→ **Problem statement**
Exactly how many lines in the entries contain "more"? Give that number alone.

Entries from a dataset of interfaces

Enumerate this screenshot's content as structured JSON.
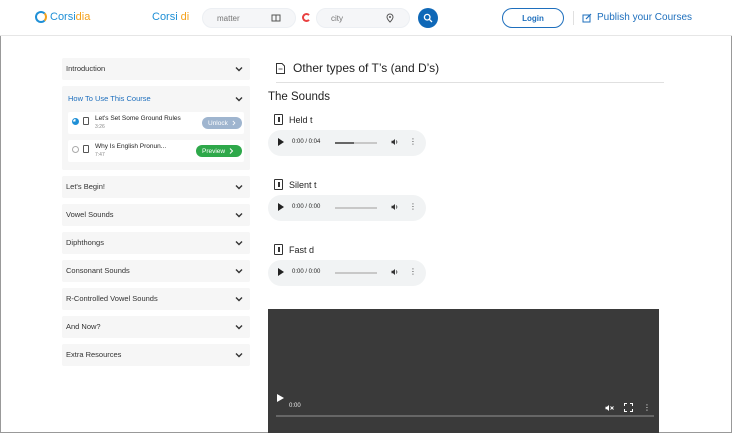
{
  "header": {
    "logo_text_main": "Corsi",
    "logo_text_accent": "dia",
    "brand_main": "Corsi",
    "brand_accent": "di",
    "matter_placeholder": "matter",
    "city_placeholder": "city",
    "login_label": "Login",
    "publish_label": "Publish your Courses"
  },
  "sidebar": {
    "sections": [
      {
        "label": "Introduction"
      },
      {
        "label": "How To Use This Course",
        "open": true,
        "lessons": [
          {
            "title": "Let's Set Some Ground Rules",
            "duration": "3:26",
            "tag": "Unlock",
            "done": true
          },
          {
            "title": "Why Is English Pronun...",
            "duration": "7:47",
            "tag": "Preview",
            "done": false
          }
        ]
      },
      {
        "label": "Let's Begin!"
      },
      {
        "label": "Vowel Sounds"
      },
      {
        "label": "Diphthongs"
      },
      {
        "label": "Consonant Sounds"
      },
      {
        "label": "R-Controlled Vowel Sounds"
      },
      {
        "label": "And Now?"
      },
      {
        "label": "Extra Resources"
      }
    ]
  },
  "main": {
    "page_title": "Other types of T’s (and D’s)",
    "section_heading": "The Sounds",
    "audios": [
      {
        "title": "Held t",
        "time": "0:00 / 0:04",
        "progress": 0.45
      },
      {
        "title": "Silent t",
        "time": "0:00 / 0:00",
        "progress": 0
      },
      {
        "title": "Fast d",
        "time": "0:00 / 0:00",
        "progress": 0
      }
    ],
    "video": {
      "time": "0:00"
    }
  },
  "colors": {
    "brand_blue": "#1e8fd6",
    "brand_orange": "#f4a11b",
    "link_blue": "#1e6fbd",
    "preview_green": "#2ea84a",
    "unlock_gray_blue": "#9fb5cf"
  }
}
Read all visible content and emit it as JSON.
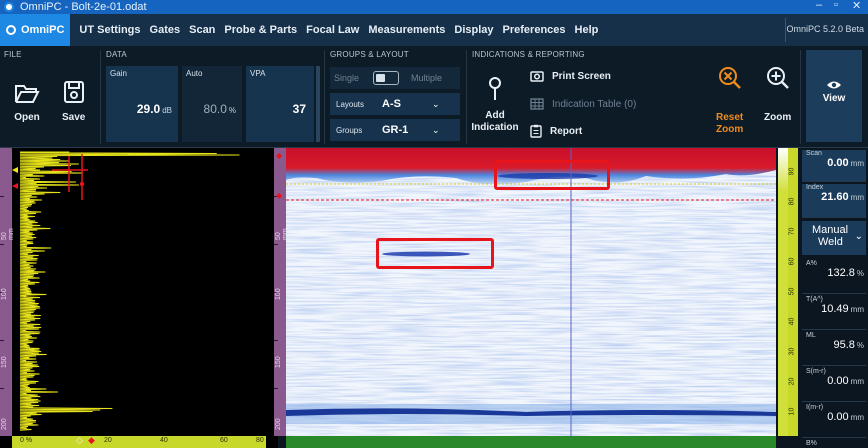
{
  "window": {
    "title": "OmniPC - Bolt-2e-01.odat"
  },
  "menu": {
    "home": "OmniPC",
    "items": [
      "UT Settings",
      "Gates",
      "Scan",
      "Probe & Parts",
      "Focal Law",
      "Measurements",
      "Display",
      "Preferences",
      "Help"
    ],
    "version": "OmniPC 5.2.0 Beta"
  },
  "ribbon": {
    "file": {
      "header": "FILE",
      "open": "Open",
      "save": "Save"
    },
    "data": {
      "header": "DATA",
      "gain_label": "Gain",
      "gain_value": "29.0",
      "gain_unit": "dB",
      "auto_label": "Auto",
      "auto_value": "80.0",
      "auto_unit": "%",
      "vpa_label": "VPA",
      "vpa_value": "37"
    },
    "groups_layout": {
      "header": "GROUPS & LAYOUT",
      "single": "Single",
      "multiple": "Multiple",
      "layouts_label": "Layouts",
      "layouts_value": "A-S",
      "groups_label": "Groups",
      "groups_value": "GR-1"
    },
    "indications": {
      "header": "INDICATIONS & REPORTING",
      "add_indication_1": "Add",
      "add_indication_2": "Indication",
      "print_screen": "Print Screen",
      "indication_table": "Indication Table (0)",
      "report": "Report",
      "reset_zoom_1": "Reset",
      "reset_zoom_2": "Zoom",
      "zoom": "Zoom",
      "view": "View"
    }
  },
  "ascan": {
    "depth_ticks": [
      "50 mm",
      "100",
      "150",
      "200"
    ],
    "amp_ticks": [
      "0 %",
      "20",
      "40",
      "60",
      "80"
    ]
  },
  "bscan": {
    "right_ticks": [
      "90",
      "80",
      "70",
      "60",
      "50",
      "40",
      "30",
      "20",
      "10"
    ]
  },
  "readings": {
    "scan_label": "Scan",
    "scan_value": "0.00",
    "scan_unit": "mm",
    "index_label": "Index",
    "index_value": "21.60",
    "index_unit": "mm",
    "weld_1": "Manual",
    "weld_2": "Weld",
    "a_label": "A%",
    "a_value": "132.8",
    "a_unit": "%",
    "t_label": "T(A^)",
    "t_value": "10.49",
    "t_unit": "mm",
    "ml_label": "ML",
    "ml_value": "95.8",
    "ml_unit": "%",
    "s_label": "S(m-r)",
    "s_value": "0.00",
    "s_unit": "mm",
    "i_label": "I(m-r)",
    "i_value": "0.00",
    "i_unit": "mm",
    "b_label": "B%"
  },
  "colors": {
    "accent": "#1e88e5",
    "menubar": "#163049",
    "data_box": "#17344f",
    "highlight_box": "#e8141c",
    "ascan_trace": "#e6e21a",
    "gate": "#e8141c"
  }
}
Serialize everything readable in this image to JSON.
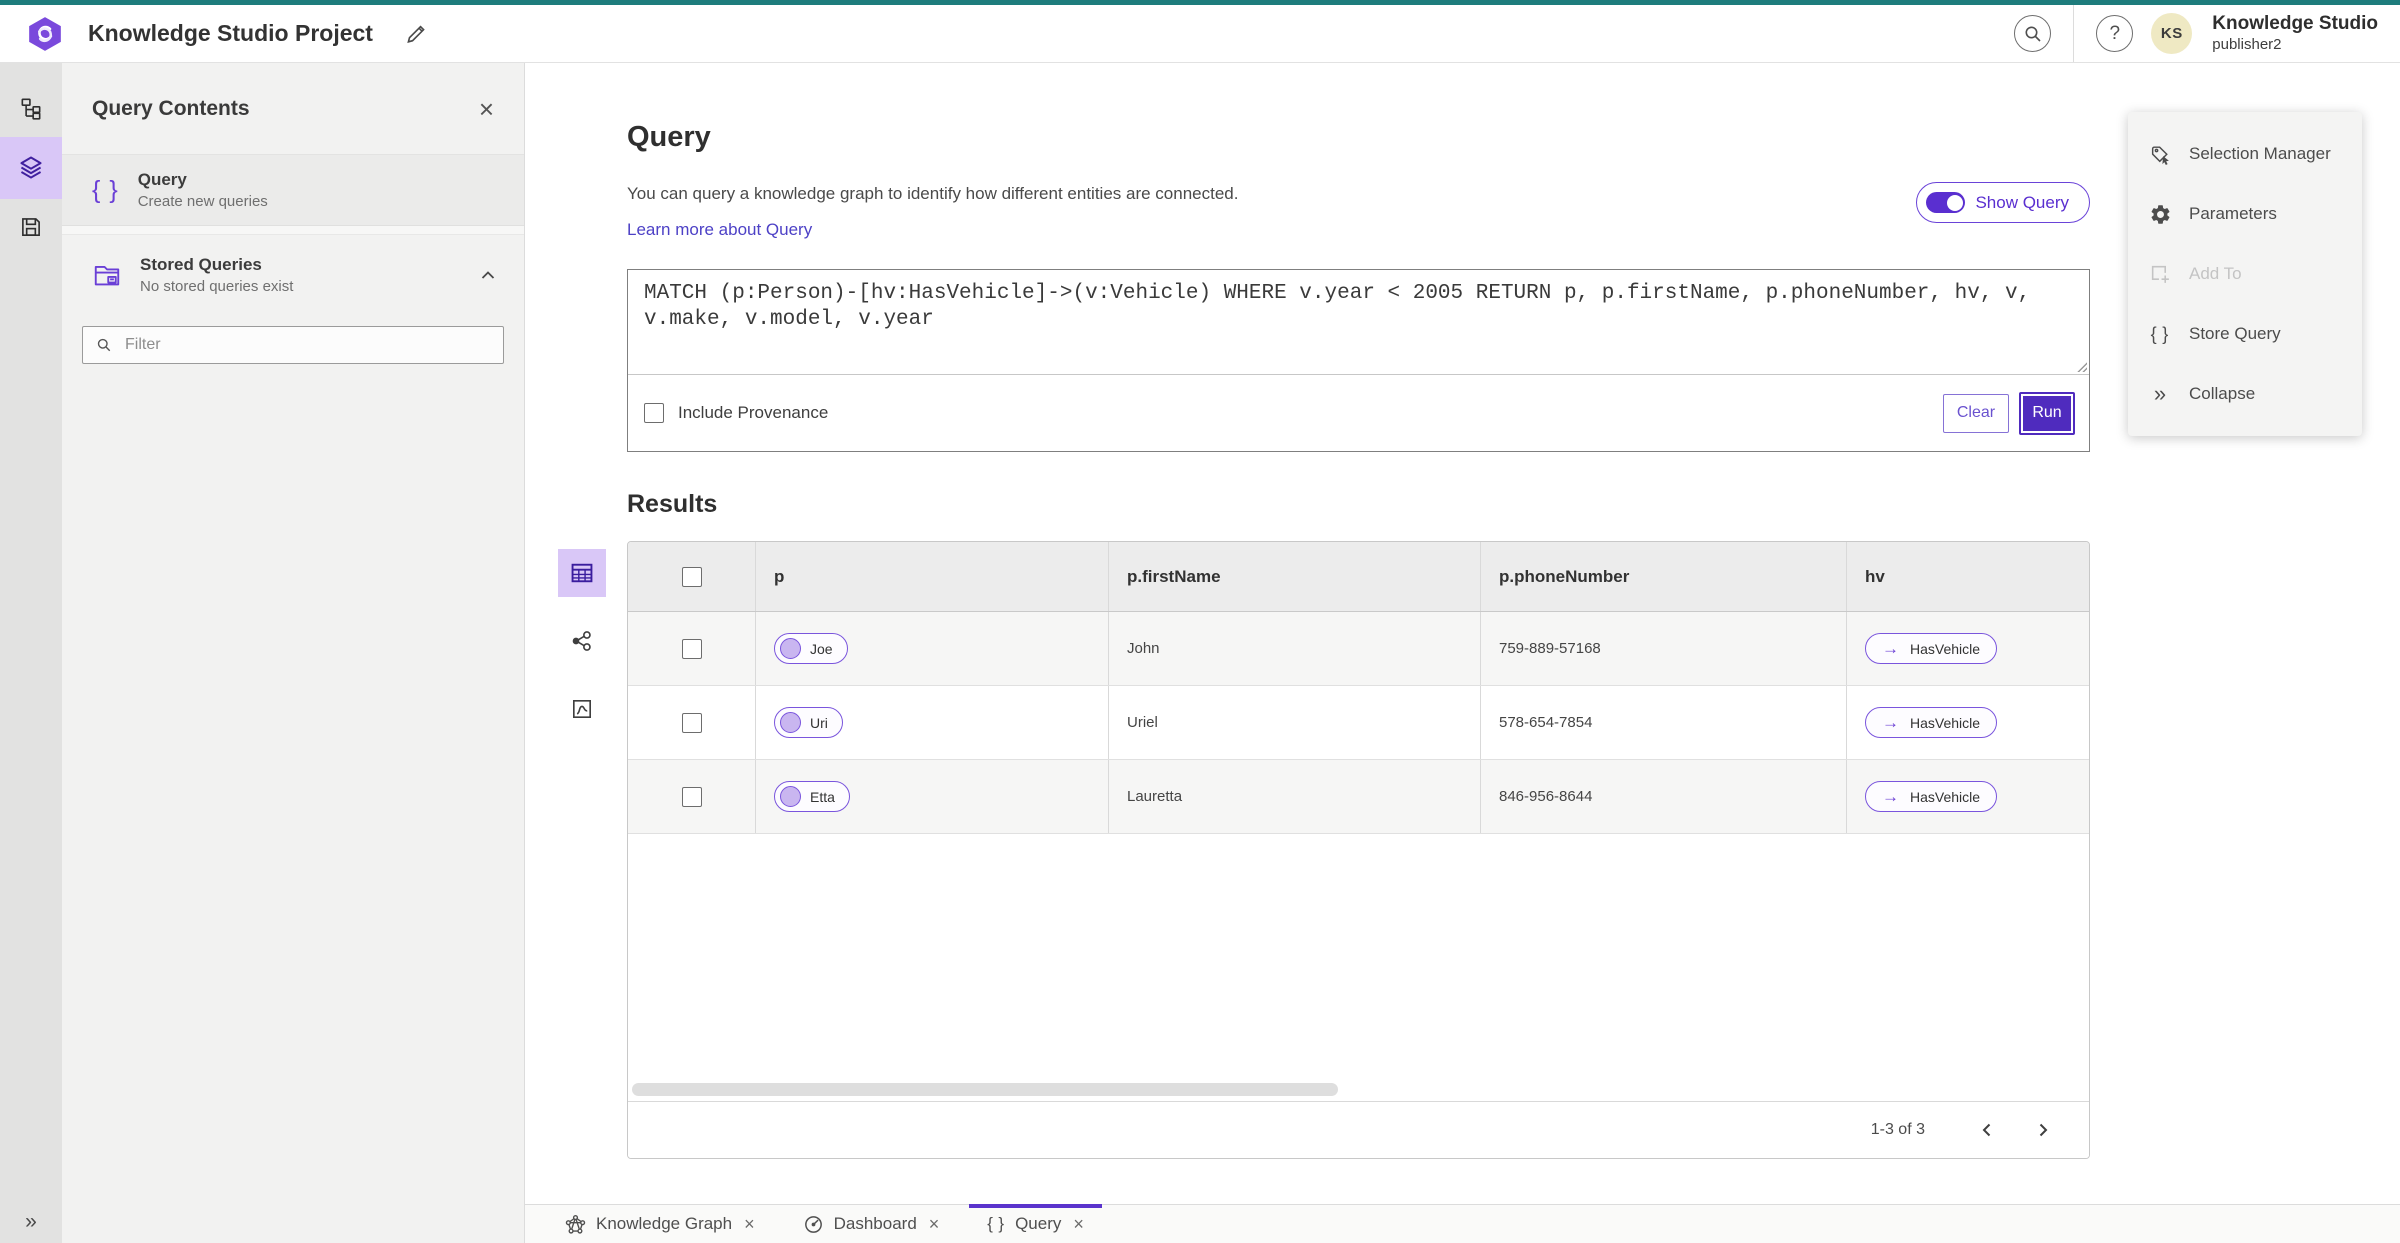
{
  "app": {
    "title": "Knowledge Studio Project",
    "avatar_initials": "KS",
    "account_name": "Knowledge Studio",
    "account_user": "publisher2"
  },
  "colors": {
    "top_accent": "#1e7c7c",
    "primary_purple": "#5a2fd0",
    "run_button": "#4f2bbe",
    "selected_icon_bg": "#d9c7f7",
    "link": "#4d41c6",
    "avatar_bg": "#efe9c3",
    "disabled_text": "#c4c4c4"
  },
  "icons": {
    "logo": "hexagon-swirl",
    "edit_title": "pencil",
    "search": "magnifier",
    "help": "question-mark-circle",
    "rail": [
      "hierarchy-scheme",
      "layers",
      "save-floppy",
      "double-chevron-expand"
    ],
    "panel_close": "x",
    "query_item": "curly-braces",
    "stored_queries": "folder-box",
    "filter": "magnifier",
    "view_switcher": [
      "table-view",
      "graph-view",
      "chart-view"
    ],
    "entity_cell": "node-circle",
    "relationship_cell": "arrow-right",
    "pagination": [
      "chevron-left",
      "chevron-right"
    ],
    "tab_icons": [
      "network-graph",
      "gauge",
      "curly-braces"
    ]
  },
  "left_panel": {
    "title": "Query Contents",
    "sections": [
      {
        "label": "Query",
        "subtitle": "Create new queries"
      },
      {
        "label": "Stored Queries",
        "subtitle": "No stored queries exist"
      }
    ],
    "filter_placeholder": "Filter"
  },
  "query": {
    "heading": "Query",
    "description": "You can query a knowledge graph to identify how different entities are connected.",
    "learn_more_label": "Learn more about Query",
    "show_query_label": "Show Query",
    "show_query_on": true,
    "query_text": "MATCH (p:Person)-[hv:HasVehicle]->(v:Vehicle) WHERE v.year < 2005 RETURN p, p.firstName, p.phoneNumber, hv, v, v.make, v.model, v.year",
    "include_provenance_label": "Include Provenance",
    "include_provenance_checked": false,
    "clear_label": "Clear",
    "run_label": "Run"
  },
  "results": {
    "heading": "Results",
    "columns": [
      "p",
      "p.firstName",
      "p.phoneNumber",
      "hv"
    ],
    "rows": [
      {
        "p": "Joe",
        "firstName": "John",
        "phone": "759-889-57168",
        "hv": "HasVehicle"
      },
      {
        "p": "Uri",
        "firstName": "Uriel",
        "phone": "578-654-7854",
        "hv": "HasVehicle"
      },
      {
        "p": "Etta",
        "firstName": "Lauretta",
        "phone": "846-956-8644",
        "hv": "HasVehicle"
      }
    ],
    "pagination_label": "1-3 of 3"
  },
  "right_panel": {
    "items": [
      {
        "label": "Selection Manager",
        "disabled": false
      },
      {
        "label": "Parameters",
        "disabled": false
      },
      {
        "label": "Add To",
        "disabled": true
      },
      {
        "label": "Store Query",
        "disabled": false
      },
      {
        "label": "Collapse",
        "disabled": false
      }
    ]
  },
  "tabs": [
    {
      "label": "Knowledge Graph",
      "active": false
    },
    {
      "label": "Dashboard",
      "active": false
    },
    {
      "label": "Query",
      "active": true
    }
  ]
}
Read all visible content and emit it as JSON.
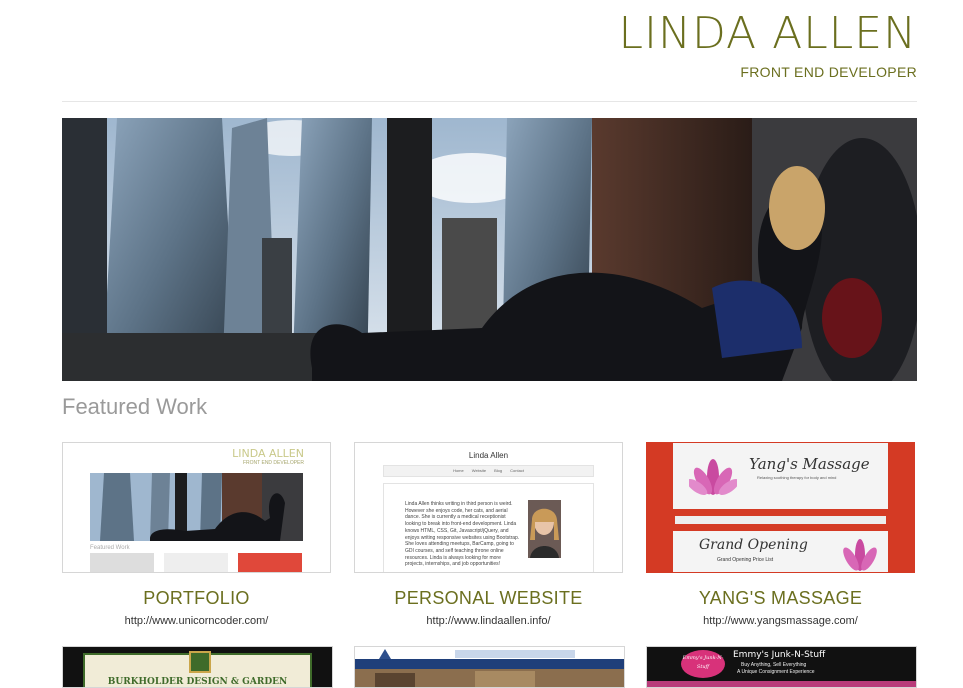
{
  "header": {
    "name": "LINDA ALLEN",
    "subtitle": "FRONT END DEVELOPER"
  },
  "featured": {
    "title": "Featured Work",
    "cards": [
      {
        "title": "PORTFOLIO",
        "url": "http://www.unicorncoder.com/"
      },
      {
        "title": "PERSONAL WEBSITE",
        "url": "http://www.lindaallen.info/"
      },
      {
        "title": "YANG'S MASSAGE",
        "url": "http://www.yangsmassage.com/"
      }
    ]
  },
  "thumbs": {
    "portfolio": {
      "name": "LINDA ALLEN",
      "sub": "FRONT END DEVELOPER",
      "section": "Featured Work"
    },
    "personal": {
      "name": "Linda Allen",
      "nav": [
        "Home",
        "Website",
        "Blog",
        "Contact"
      ],
      "bio": "Linda Allen thinks writing in third person is weird. However she enjoys code, her cats, and aerial dance. She is currently a medical receptionist looking to break into front-end development. Linda knows HTML, CSS, Git, Javascript/jQuery, and enjoys writing responsive websites using Bootstrap. She loves attending meetups, BarCamp, going to GDI courses, and self teaching throne online resources. Linda is always looking for more projects, internships, and job opportunities!"
    },
    "yang": {
      "logo": "Yang's Massage",
      "tag": "Relaxing soothing therapy for body and mind",
      "promo": "Grand Opening",
      "promo_sub": "Grand Opening Price List"
    },
    "burkholder": {
      "title": "BURKHOLDER DESIGN & GARDEN CENTER"
    },
    "emmy": {
      "title": "Emmy's Junk-N-Stuff",
      "tag1": "Buy Anything, Sell Everything",
      "tag2": "A Unique Consignment Experience",
      "logo": "Emmy's Junk-N-Stuff"
    }
  },
  "colors": {
    "accent": "#6b6f1f",
    "muted": "#9a9a9a"
  }
}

→ **Response to the exercise**
2